### What the exercise asks
The required answer is every line of the data containing the word "true".

### Given records
- Opening Delimiter -

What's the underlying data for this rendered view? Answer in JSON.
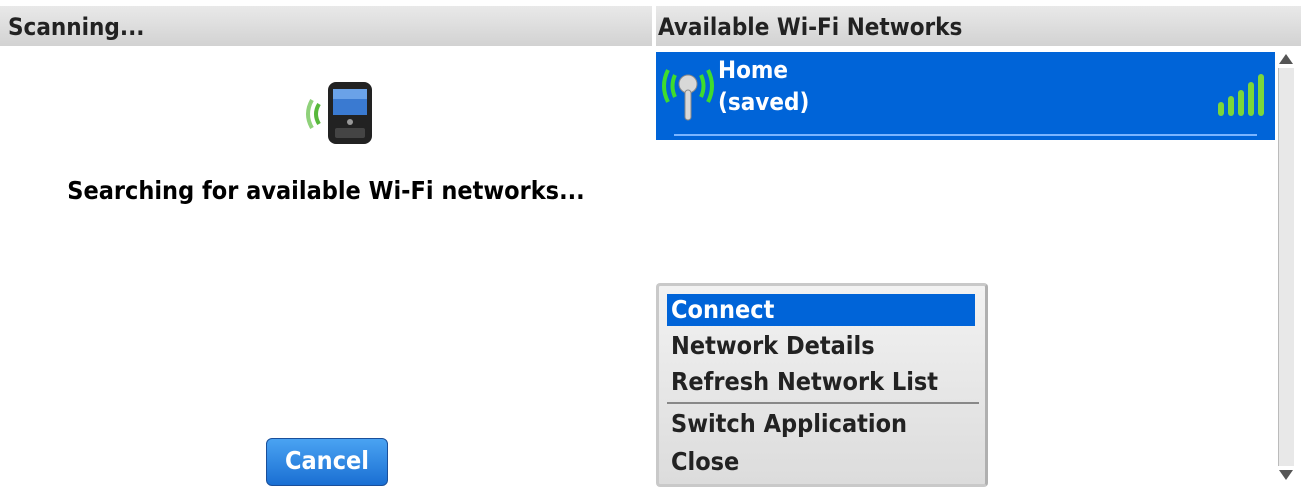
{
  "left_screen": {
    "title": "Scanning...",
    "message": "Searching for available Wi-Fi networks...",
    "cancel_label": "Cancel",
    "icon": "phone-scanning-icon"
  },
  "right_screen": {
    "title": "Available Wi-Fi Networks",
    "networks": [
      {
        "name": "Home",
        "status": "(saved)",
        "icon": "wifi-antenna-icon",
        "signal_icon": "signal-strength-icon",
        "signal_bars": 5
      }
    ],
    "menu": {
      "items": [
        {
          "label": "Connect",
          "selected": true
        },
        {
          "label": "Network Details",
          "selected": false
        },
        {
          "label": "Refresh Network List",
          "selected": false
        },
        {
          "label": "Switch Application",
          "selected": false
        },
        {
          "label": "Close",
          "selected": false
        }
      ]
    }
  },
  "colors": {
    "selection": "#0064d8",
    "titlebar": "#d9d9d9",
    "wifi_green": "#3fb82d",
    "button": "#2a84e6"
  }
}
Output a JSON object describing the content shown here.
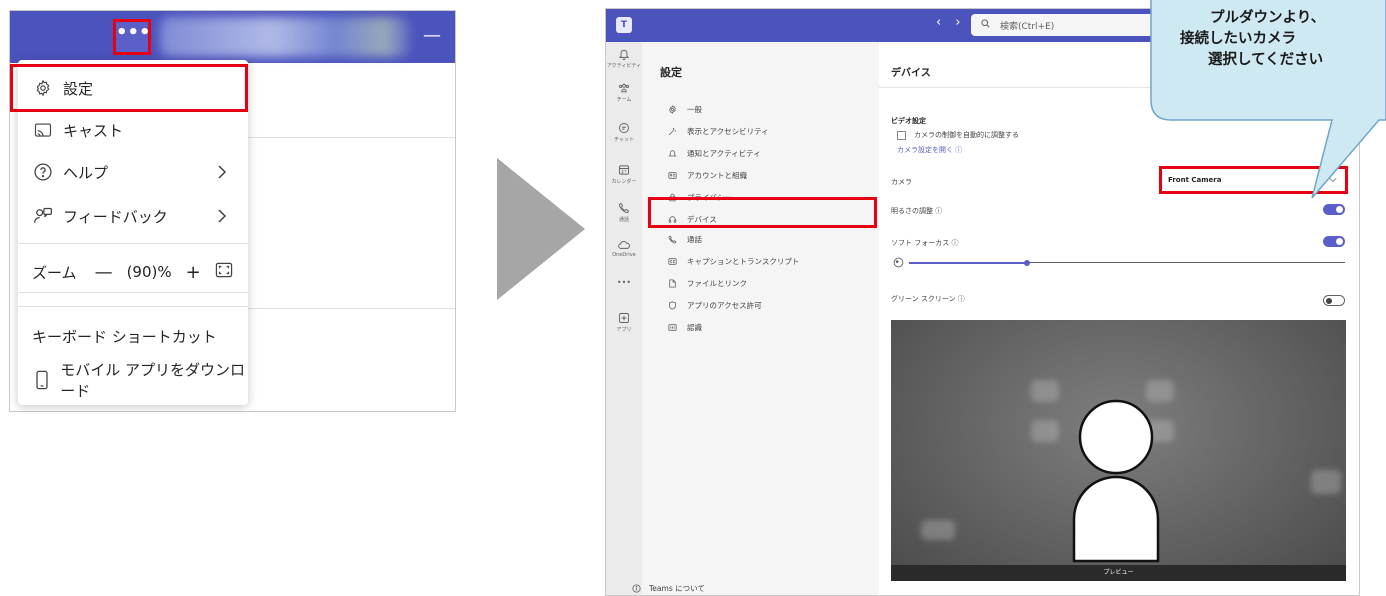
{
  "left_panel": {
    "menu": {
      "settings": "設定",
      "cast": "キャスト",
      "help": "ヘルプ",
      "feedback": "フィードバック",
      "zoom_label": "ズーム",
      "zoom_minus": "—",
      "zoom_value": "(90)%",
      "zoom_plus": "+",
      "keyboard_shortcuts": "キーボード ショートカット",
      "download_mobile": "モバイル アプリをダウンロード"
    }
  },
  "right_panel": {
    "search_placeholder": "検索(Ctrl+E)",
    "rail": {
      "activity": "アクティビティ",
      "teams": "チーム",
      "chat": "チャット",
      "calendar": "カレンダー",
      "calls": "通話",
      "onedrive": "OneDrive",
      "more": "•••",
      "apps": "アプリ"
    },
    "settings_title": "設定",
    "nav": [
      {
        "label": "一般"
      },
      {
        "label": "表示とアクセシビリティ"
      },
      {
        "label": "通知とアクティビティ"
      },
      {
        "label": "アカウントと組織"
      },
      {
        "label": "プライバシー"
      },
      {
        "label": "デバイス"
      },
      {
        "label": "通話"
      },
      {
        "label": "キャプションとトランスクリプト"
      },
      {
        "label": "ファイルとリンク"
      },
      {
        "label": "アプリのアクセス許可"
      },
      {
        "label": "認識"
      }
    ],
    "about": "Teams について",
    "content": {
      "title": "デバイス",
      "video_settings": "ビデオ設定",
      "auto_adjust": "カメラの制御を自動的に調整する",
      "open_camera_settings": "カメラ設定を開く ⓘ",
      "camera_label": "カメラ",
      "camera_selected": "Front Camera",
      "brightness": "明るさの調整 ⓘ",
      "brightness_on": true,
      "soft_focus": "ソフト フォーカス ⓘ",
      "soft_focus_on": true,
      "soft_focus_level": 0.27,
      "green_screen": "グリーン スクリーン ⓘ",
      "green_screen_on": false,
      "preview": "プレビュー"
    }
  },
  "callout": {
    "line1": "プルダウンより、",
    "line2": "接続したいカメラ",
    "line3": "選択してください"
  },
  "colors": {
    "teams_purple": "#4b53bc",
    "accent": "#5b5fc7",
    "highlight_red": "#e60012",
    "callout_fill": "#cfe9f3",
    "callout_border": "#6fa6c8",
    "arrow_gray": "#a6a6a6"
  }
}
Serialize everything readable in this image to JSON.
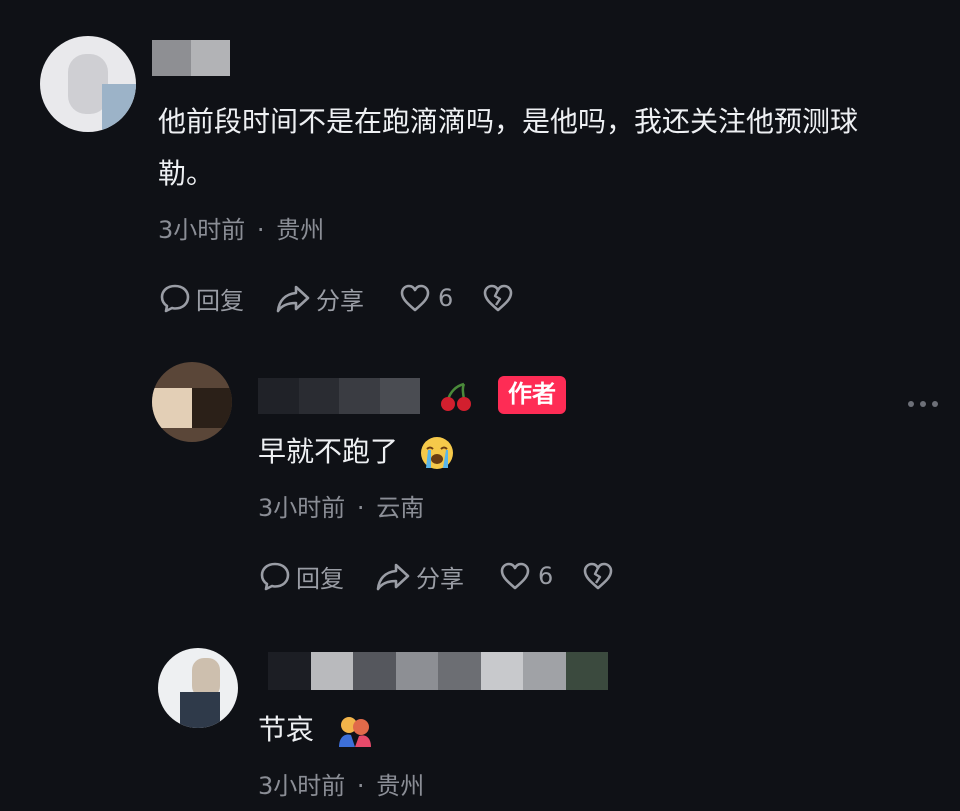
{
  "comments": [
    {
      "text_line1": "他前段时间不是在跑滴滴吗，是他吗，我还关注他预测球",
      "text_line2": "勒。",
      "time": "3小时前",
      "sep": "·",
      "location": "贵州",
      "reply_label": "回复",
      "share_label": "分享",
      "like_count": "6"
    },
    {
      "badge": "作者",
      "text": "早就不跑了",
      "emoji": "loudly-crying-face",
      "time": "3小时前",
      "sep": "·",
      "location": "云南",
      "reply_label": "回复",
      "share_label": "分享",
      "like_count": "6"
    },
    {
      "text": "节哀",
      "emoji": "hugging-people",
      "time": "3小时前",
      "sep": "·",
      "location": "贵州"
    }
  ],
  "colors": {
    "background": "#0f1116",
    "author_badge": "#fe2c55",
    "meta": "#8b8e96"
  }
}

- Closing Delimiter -

### Exercise solution
          "selected": true
      "brightness_on": true,
      "soft_focus_on": true,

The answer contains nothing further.